    44.         echo "Your email address is not on our whitelist.  Please go to [url][/url] and subscribe"; \
    45.         ) | $SENDMAIL -t
    47.   # If we got this far, then message is on blacklist and was previously bounced or is from the mailing daemon, so throw it away and stop
    48.   # Bin everything else sent to this user (such as bounces)
    49.   :0
    50.   /dev/null
    51. }
    52. # if not to required user then continue processing
    54. ## End of sample Recipe ##
    57. # Catch anything that failed test Recipe here
    58. :0
    59. ${TESTDIR}failed.mail

    Now we need to create the supporting files

  • pico white.lst
  • Generate a valid message file which will trigger the rule
    1. From  Wed Nov 15 08:48:26 2006
    2. Return-Path: <>
    3. Received: from ( [])
    4.         by (8.11.6/8.11.6) with ESMTP id kAFFmPd29195
    5.         for <>; Wed, 15 Nov 2006 08:48:25 -0700
    6. Received: by with HTTP; Wed, 15 Nov 2006 07:48:23 -0800 (PST)
    7. Message-ID: <>
    8. Date: Wed, 15 Nov 2006 15:48:23 +0000
    9. From: "Sender" <>
    10. To: "Recipient" <>
    11. Subject: Testing Mail Header
    12. MIME-Version: 1.0
    13. Content-Type: text/plain; charset=ISO-8859-1; format=flowed
    14. Content-Transfer-Encoding: 7bit
    15. Content-Disposition: inline
    17. This is a test for procmail
    19. --
    20. Richard

    Next create a batch file to run the rule. Point TESTDIR to your directory.

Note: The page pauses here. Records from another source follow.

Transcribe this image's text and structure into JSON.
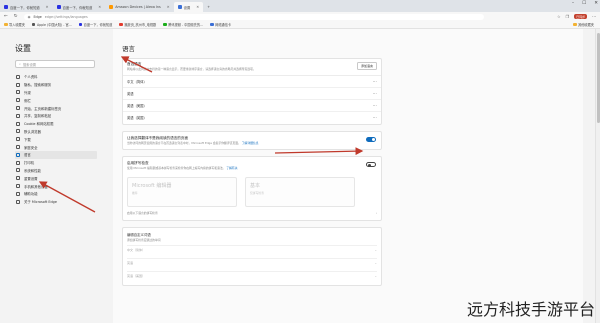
{
  "browser": {
    "tabs": [
      {
        "title": "百度一下，你就知道",
        "active": false,
        "favicon_color": "#2932e1"
      },
      {
        "title": "百度一下，你就知道",
        "active": false,
        "favicon_color": "#2932e1"
      },
      {
        "title": "Amazon Devices | Alexa Ins",
        "active": false,
        "favicon_color": "#ff9900"
      },
      {
        "title": "设置",
        "active": true,
        "favicon_color": "#3b6fd6"
      }
    ],
    "new_tab_symbol": "+",
    "url_prefix": "Edge",
    "url_path": "edge://settings/languages",
    "profile_label": "已同步",
    "favorites": [
      {
        "label": "导入收藏夹",
        "color": "#f2b233"
      },
      {
        "label": "Apple (中国大陆) - 官...",
        "color": "#555555"
      },
      {
        "label": "百度一下，你就知道",
        "color": "#2932e1"
      },
      {
        "label": "播放页_杭州市_电视剧",
        "color": "#e33b2e"
      },
      {
        "label": "腾讯视频 - 中国领先的...",
        "color": "#1aad19"
      },
      {
        "label": "网络通信卡",
        "color": "#3b6fd6"
      },
      {
        "label": "其他收藏夹",
        "color": "#f2b233"
      }
    ]
  },
  "sidebar": {
    "title": "设置",
    "search_placeholder": "搜索设置",
    "items": [
      {
        "label": "个人资料",
        "active": false
      },
      {
        "label": "隐私、搜索和服务",
        "active": false
      },
      {
        "label": "外观",
        "active": false
      },
      {
        "label": "侧栏",
        "active": false
      },
      {
        "label": "开始、主页和新建标签页",
        "active": false
      },
      {
        "label": "共享、复制和粘贴",
        "active": false
      },
      {
        "label": "Cookie 和网站权限",
        "active": false
      },
      {
        "label": "默认浏览器",
        "active": false
      },
      {
        "label": "下载",
        "active": false
      },
      {
        "label": "家庭安全",
        "active": false
      },
      {
        "label": "语言",
        "active": true
      },
      {
        "label": "打印机",
        "active": false
      },
      {
        "label": "系统和性能",
        "active": false
      },
      {
        "label": "重置设置",
        "active": false
      },
      {
        "label": "手机和其他设备",
        "active": false
      },
      {
        "label": "辅助功能",
        "active": false
      },
      {
        "label": "关于 Microsoft Edge",
        "active": false
      }
    ]
  },
  "main": {
    "title": "语言",
    "preferred": {
      "heading": "首选语言",
      "description": "网站将以此列表中支持的第一种语言显示。若要重新排序语言，请选择语言旁的省略号并选择所需选项。",
      "add_button": "添加语言",
      "languages": [
        "中文（简体）",
        "英语",
        "英语（美国）",
        "英语（英国）"
      ],
      "more_symbol": "···"
    },
    "translate": {
      "heading": "让我选择翻译不是我阅读的语言的页面",
      "description": "当你访问的网页使用的语言不在首选语言列表中时，Microsoft Edge 会提示你翻译该页面。",
      "link": "了解详细信息",
      "enabled": true
    },
    "spellcheck": {
      "heading": "启用拼写检查",
      "description": "使用 Microsoft 编辑器或基本拼写检查来检查你在网上编写内容的拼写和语法。",
      "link": "了解有关",
      "enabled": false,
      "options": [
        {
          "name": "Microsoft 编辑器",
          "sub": "推荐"
        },
        {
          "name": "基本",
          "sub": "仅拼写检查"
        }
      ],
      "note": "启用以下语言的拼写检查"
    },
    "custom": {
      "heading": "编辑自定义词语",
      "sub": "添加拼写检查应跳过的单词",
      "rows": [
        "中文（简体）",
        "英语",
        "英语（美国）"
      ]
    }
  },
  "watermark": "远方科技手游平台",
  "colors": {
    "accent": "#0f6cbd",
    "annotation_red": "#c0392b"
  }
}
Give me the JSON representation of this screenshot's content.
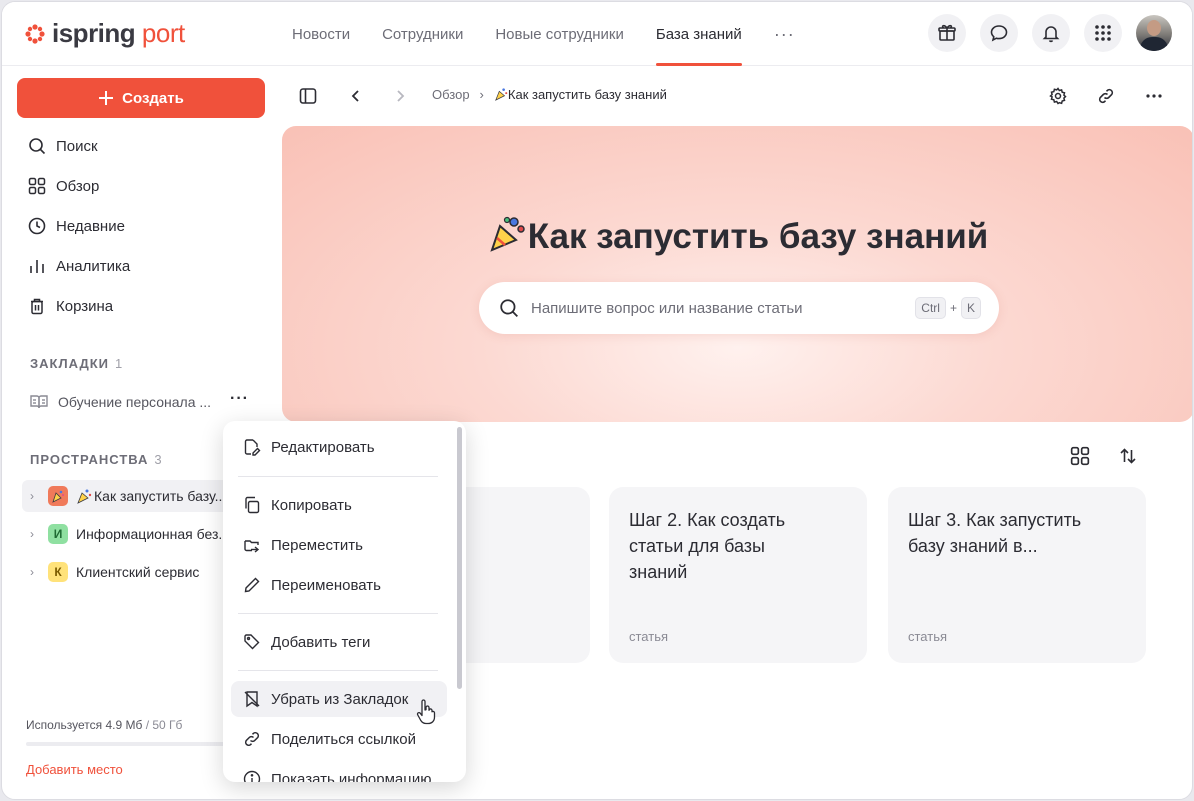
{
  "app": {
    "logo_main": "ispring",
    "logo_accent": "port",
    "brand_color": "#f0513b"
  },
  "nav": {
    "items": [
      "Новости",
      "Сотрудники",
      "Новые сотрудники",
      "База знаний"
    ],
    "active": "База знаний",
    "more": "···"
  },
  "top_icons": [
    "gift-icon",
    "chat-icon",
    "bell-icon",
    "apps-grid-icon",
    "user-avatar"
  ],
  "sidebar": {
    "create_label": "Создать",
    "menu": [
      "Поиск",
      "Обзор",
      "Недавние",
      "Аналитика",
      "Корзина"
    ],
    "bookmarks_title": "ЗАКЛАДКИ",
    "bookmarks_count": "1",
    "bookmark_item": "Обучение персонала ...",
    "bookmark_more": "···",
    "spaces_title": "ПРОСТРАНСТВА",
    "spaces_count": "3",
    "spaces": [
      {
        "label": "Как запустить базу...",
        "badge": "",
        "badge_icon": "party-popper-icon",
        "color": "#f07a5a"
      },
      {
        "label": "Информационная без...",
        "badge": "И",
        "color": "#8fe0a1"
      },
      {
        "label": "Клиентский сервис",
        "badge": "К",
        "color": "#ffe27a"
      }
    ],
    "usage_used": "Используется 4.9 Мб",
    "usage_max": " / 50 Гб",
    "add_space": "Добавить место"
  },
  "breadcrumb": {
    "root": "Обзор",
    "current": "Как запустить базу знаний"
  },
  "hero": {
    "title": "Как запустить базу знаний",
    "search_placeholder": "Напишите вопрос или название статьи",
    "kbd_ctrl": "Ctrl",
    "kbd_plus": "+",
    "kbd_k": "K"
  },
  "cards": [
    {
      "title": "Шаг 2. Как создать статьи для базы знаний",
      "type": "статья"
    },
    {
      "title": "Шаг 3. Как запустить базу знаний в...",
      "type": "статья"
    }
  ],
  "context_menu": {
    "items": [
      "Редактировать",
      "Копировать",
      "Переместить",
      "Переименовать",
      "Добавить теги",
      "Убрать из Закладок",
      "Поделиться ссылкой",
      "Показать информацию"
    ],
    "hovered": "Убрать из Закладок"
  }
}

  • pico procmail.bat
    1. #!/bin/sh
    2. #The executable file named "proctest"
    3. #
    4. # You need a test directory.
    5. TESTDIR=/home/yourlogin/test
    6. if [ ! -d ${TESTDIR} ] ; then
    7.   echo "Directory ${TESTDIR} does not exist; First create it"
    8.   exit 0
    9. fi
    10. #
    11. #Feed an email message to procmail. Apply proctest.rc recipes file.
    12. #First prepare a mail.msg email file which you wish to use for the
    13. #testing.
    14. procmail ${TESTDIR}/recipe.rc < mail.msg
    15. #
    16. #Show the results.
    17. less ${TESTDIR}/results.log
    18. #
    19. #Clean up.
    20. rm -i ${TESTDIR}/results.log
    21. rm -i ${TESTDIR}/failed.mail
  • And make it an executable
    chmod u+x procmail.bat
  • Run the test